(About this exercise) Look through the material and copy each line holding "description".

(Records provided)
- - - - -

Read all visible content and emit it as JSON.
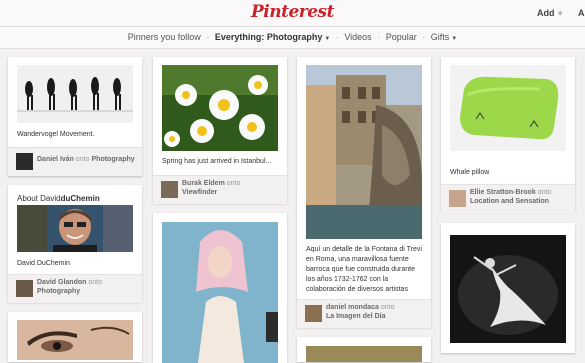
{
  "header": {
    "logo": "Pinterest",
    "add_label": "Add",
    "add_icon": "+",
    "account_initial": "A"
  },
  "subnav": {
    "pinners": "Pinners you follow",
    "everything": "Everything: Photography",
    "videos": "Videos",
    "popular": "Popular",
    "gifts": "Gifts",
    "sep": "·",
    "caret": "▼"
  },
  "pins": [
    {
      "description": "Wandervogel Movement.",
      "pinner": "Daniel Iván",
      "onto": "onto",
      "board": "Photography"
    },
    {
      "about_prefix": "About David",
      "about_name": "duChemin",
      "description": "David DuChemin",
      "pinner": "David Glandon",
      "onto": "onto",
      "board": "Photography"
    },
    {
      "description": "Spring has just arrived in Istanbul...",
      "pinner": "Burak Eldem",
      "onto": "onto",
      "board": "Viewfinder"
    },
    {
      "description": "Aquí un detalle de la Fontana di Trevi en Roma, una maravillosa fuente barroca que fue construida durante los años 1732-1762 con la colaboración de diversos artistas",
      "pinner": "daniel mondaca",
      "onto": "onto",
      "board": "La Imagen del Día"
    },
    {
      "description": "Whale pillow",
      "pinner": "Ellie Stratton-Brook",
      "onto": "onto",
      "board": "Location and Sensation"
    }
  ]
}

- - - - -

(Answer to this problem)
      "description": "Wandervogel Movement.",
      "description": "David DuChemin",
      "description": "Spring has just arrived in Istanbul...",
      "description": "Aquí un detalle de la Fontana di Trevi en Roma, una maravillosa fuente barroca que fue construida durante los años 1732-1762 con la colaboración de diversos artistas",
      "description": "Whale pillow",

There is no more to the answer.